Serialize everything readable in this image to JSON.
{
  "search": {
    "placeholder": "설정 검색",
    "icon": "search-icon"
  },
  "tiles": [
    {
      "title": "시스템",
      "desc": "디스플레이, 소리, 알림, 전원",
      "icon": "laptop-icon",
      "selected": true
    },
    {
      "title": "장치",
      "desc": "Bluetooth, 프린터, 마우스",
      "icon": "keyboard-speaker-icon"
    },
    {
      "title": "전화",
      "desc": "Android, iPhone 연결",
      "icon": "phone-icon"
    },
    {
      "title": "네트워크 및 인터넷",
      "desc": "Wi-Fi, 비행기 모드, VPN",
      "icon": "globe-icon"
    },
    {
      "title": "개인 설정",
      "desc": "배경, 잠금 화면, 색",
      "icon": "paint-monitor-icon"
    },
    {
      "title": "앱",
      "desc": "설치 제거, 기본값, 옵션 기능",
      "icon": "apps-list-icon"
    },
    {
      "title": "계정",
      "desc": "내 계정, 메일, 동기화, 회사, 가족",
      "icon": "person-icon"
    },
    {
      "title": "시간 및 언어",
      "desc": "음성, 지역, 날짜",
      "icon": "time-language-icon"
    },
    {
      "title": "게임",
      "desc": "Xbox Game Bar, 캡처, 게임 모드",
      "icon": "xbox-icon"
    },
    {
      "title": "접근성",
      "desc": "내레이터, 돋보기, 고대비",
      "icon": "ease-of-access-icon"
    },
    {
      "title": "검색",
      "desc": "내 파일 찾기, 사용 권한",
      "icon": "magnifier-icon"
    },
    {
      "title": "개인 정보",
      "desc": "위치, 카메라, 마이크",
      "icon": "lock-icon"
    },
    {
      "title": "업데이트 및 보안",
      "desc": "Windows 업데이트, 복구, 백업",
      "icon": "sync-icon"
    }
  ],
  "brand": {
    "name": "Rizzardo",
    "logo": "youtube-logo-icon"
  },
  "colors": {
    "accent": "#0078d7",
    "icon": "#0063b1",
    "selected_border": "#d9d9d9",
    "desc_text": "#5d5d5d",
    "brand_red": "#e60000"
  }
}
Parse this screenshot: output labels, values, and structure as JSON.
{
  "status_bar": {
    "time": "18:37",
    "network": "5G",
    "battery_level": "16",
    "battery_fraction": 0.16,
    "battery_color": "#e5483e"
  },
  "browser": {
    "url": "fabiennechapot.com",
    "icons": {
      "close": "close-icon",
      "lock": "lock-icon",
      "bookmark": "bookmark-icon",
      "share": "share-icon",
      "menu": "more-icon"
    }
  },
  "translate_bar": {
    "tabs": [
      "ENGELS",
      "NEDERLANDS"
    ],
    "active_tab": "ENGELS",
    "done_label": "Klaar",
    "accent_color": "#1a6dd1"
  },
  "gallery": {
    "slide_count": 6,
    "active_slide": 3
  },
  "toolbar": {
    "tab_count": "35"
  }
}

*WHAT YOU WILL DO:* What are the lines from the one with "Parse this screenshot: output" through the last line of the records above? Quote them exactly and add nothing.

*OUTPUT FOR THIS TASK:*
Parse this screenshot: output labels, values, and structure as JSON.
{
  "status_bar": {
    "time": "18:37",
    "network": "5G",
    "battery_level": "16",
    "battery_fraction": 0.16,
    "battery_color": "#e5483e"
  },
  "browser": {
    "url": "fabiennechapot.com",
    "icons": {
      "close": "close-icon",
      "lock": "lock-icon",
      "bookmark": "bookmark-icon",
      "share": "share-icon",
      "menu": "more-icon"
    }
  },
  "translate_bar": {
    "tabs": [
      "ENGELS",
      "NEDERLANDS"
    ],
    "active_tab": "ENGELS",
    "done_label": "Klaar",
    "accent_color": "#1a6dd1"
  },
  "gallery": {
    "slide_count": 6,
    "active_slide": 3
  },
  "toolbar": {
    "tab_count": "35"
  }
}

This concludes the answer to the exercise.